Collaboration is the way of the future.
In construction, design-bid-build (D/B/B) used to be the name of the game. Slowly but surely, however, other, more collaborative, project delivery methods are taking its place. And that’s likely good news for productivity.
According to the recent Design-Build Utilization market study from FMI, design-build (D/B) is anticipated to represent up to 44 percent of construction spending in the assessed segments by 2021. (Assessed segments included commercial, office, lodging, healthcare and others.) Commercial construction will make up 13 percent of that spending, while the manufacturing, educational and highway/street segments will make up the largest chunks (16 percent, 15 percent and 14 percent respectively). The study predicts design-build construction spending will grow 18 percent between this year and then.
In design-build contracts, the owner hires out the design and construction of a project under one contract, creating (one might say forcing) a highly collaborative relationship.

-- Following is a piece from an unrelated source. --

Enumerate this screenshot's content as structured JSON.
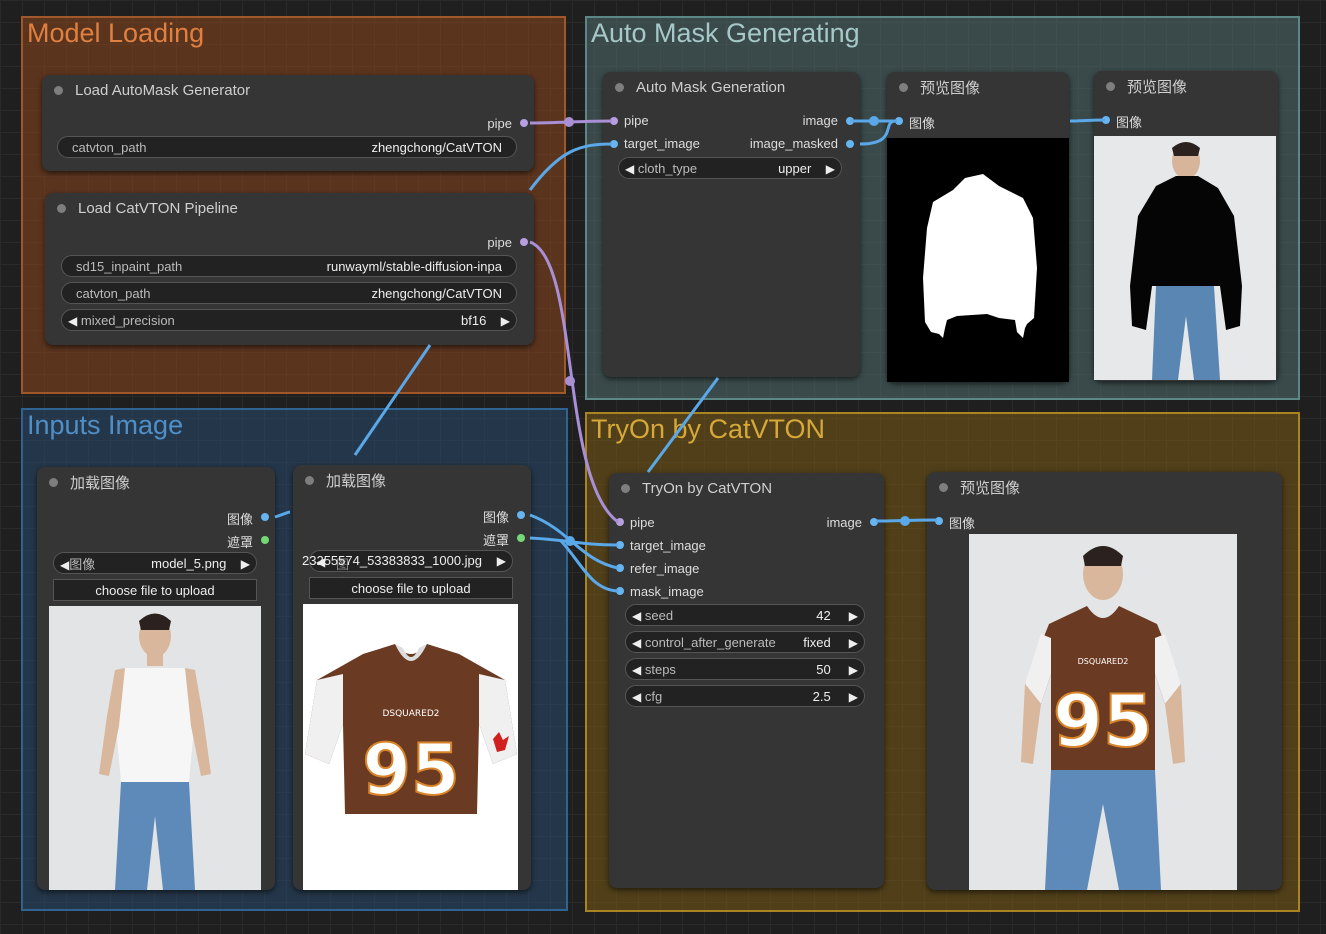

The Design-Build Institute of America explains the benefits of D-B contracts. “Streamlining project delivery through a single contract between the owner and the design-build team transforms the relationship between designers and builders into an alliance that fosters collaboration and teamwork. United from the onset of the project, an integrated team readily works to successfully complete a project faster, more cost effectively, and with optimized project quality.”
The FMI survey identified opportunities to innovate and the ability to fast track a project as top benefits of D-B.
Not every project will necessarily benefit from design-build. The FMI study noted, “Overall, owners indicated receiving significant value from design-build when employed on larger and more complex projects. These projects allowed for greater opportunity to provide project innovations and subsequent cost savings.”
The growth in design-build is being driven in part by owners’ increasing awareness of the option and its advantages. According to the study, “Once owners get a full understanding of the process and benefits associated with design-build they are more likely to continue to employ it as a preferred delivery method.”
In the study, more than half of owners indicated using or said they anticipated using design-build in the next five years.
Other collaborative delivery methods gaining popularity include engineer-procure-construct (EPC), in which one entity handles design, procurement and construction for a new facility, often for a lump sum, and integrated project delivery (IPD), in which the owner contracts with an architect or a general contractor as the lead and everyone else contracts under the lead.
Marianne Wait is an editor and writer who creates content for Fortune 500 brands.